A controversial effort to impose trade penalties on solar panels made overseas has many in the industry sounding the alarm. This comes as federal regulators start hearings in Washington D.C. on Tuesday to determine whether cheap imports are hurting United States manufacturing jobs.

“An existential threat" is how Abigail Hopper, president of the Solar Energy Industries Association (SEIA), describes the possible tariff on solar panel imports.

“If implemented it could double the price of solar panels and make solar less competitive with other energy sources. We think that would drive down demand,” Hopper said.

Shedding nearly 90,000 jobs - about a third of the growing industry - next year, Hopper said.

But those warnings don’t square with the two U.S. based manufacturers of panels responsible for the petition, Suniva and SolarWorld.

They argue a glut of cheap Asian panels has caused serious injury to domestic makers and that a tariff would actually grow more jobs at home.

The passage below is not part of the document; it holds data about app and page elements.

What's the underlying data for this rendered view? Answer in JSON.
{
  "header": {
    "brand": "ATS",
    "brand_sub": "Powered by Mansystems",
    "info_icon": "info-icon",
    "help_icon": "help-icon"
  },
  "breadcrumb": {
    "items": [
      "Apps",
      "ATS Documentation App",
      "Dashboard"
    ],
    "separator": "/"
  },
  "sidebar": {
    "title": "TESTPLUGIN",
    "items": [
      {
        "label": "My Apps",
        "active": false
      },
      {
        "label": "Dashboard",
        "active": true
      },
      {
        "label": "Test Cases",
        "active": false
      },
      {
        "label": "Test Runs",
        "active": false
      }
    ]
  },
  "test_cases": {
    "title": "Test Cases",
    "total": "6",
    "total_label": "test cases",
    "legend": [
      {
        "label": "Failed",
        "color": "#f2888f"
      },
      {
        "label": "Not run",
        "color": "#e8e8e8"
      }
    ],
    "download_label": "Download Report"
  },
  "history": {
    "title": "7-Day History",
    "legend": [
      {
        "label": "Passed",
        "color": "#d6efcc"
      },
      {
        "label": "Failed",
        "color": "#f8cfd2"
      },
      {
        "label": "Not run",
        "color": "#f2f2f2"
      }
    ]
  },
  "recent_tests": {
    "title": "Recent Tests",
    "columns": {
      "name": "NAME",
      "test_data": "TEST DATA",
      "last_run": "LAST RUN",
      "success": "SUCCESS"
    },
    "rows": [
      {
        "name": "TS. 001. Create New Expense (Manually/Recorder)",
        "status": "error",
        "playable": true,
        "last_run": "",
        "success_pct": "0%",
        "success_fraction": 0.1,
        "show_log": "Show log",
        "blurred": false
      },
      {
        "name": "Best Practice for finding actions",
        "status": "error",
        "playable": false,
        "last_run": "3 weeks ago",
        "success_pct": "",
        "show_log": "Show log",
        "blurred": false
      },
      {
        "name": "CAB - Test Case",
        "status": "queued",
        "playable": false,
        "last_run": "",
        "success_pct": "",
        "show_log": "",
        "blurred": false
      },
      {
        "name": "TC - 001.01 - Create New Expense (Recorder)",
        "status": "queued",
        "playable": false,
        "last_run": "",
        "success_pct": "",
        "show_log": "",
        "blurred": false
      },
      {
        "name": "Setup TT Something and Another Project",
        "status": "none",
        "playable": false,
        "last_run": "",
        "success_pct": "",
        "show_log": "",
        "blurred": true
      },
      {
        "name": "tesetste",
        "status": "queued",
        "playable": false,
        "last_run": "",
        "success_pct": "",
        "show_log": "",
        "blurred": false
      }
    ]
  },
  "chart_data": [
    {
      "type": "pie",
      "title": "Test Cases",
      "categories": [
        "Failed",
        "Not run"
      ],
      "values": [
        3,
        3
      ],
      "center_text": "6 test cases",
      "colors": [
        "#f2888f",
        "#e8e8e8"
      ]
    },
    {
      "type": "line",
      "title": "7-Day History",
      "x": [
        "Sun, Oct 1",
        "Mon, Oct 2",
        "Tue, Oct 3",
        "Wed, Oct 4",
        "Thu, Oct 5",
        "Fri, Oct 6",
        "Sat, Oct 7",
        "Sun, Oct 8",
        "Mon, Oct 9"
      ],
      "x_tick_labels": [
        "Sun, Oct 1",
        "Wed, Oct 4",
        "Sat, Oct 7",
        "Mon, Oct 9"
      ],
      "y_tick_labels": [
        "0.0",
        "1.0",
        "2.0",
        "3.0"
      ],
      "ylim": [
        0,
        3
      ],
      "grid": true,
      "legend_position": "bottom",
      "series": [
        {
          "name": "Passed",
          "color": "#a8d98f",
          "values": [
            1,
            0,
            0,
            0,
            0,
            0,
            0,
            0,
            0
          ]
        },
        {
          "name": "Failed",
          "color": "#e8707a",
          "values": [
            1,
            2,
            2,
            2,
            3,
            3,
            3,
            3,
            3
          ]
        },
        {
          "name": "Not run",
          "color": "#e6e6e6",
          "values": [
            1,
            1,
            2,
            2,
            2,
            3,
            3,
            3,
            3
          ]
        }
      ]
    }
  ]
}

While federal regulators will hear the case, the decision could ultimately end up with President Donald Trump who has promised to get tough on trade with China.

Will Stone grew up with the sounds of public radio. As a senior field correspondent, he strives to tell the same kind of powerful stories that got him into the business — whether that means trudging through some distant corner of the Sonoran Desert or uncovering an unknown injustice right down the street. Since joining the KJZZ newsroom in 2015, he has covered political scandals, fights over the future of energy, and efforts to care for some of Arizona’s most vulnerable communities. His pieces have also aired on national programs like Morning Edition, All Things Considered, Here & Now and Marketplace. Before coming to KJZZ, he reported for public radio stations in Nevada and Connecticut. Stone received his degree in English literature from Haverford College, where he also wrote about the arts and culture scene in Philadelphia. After graduating, he interned at NPR West in Culver City, California, where he learned from some of the network’s veteran reporters and editors. When he doesn’t have a mic in hand, Stone enjoys climbing mountains, running through his central Phoenix neighborhood and shamelessly promoting his cat, Barry.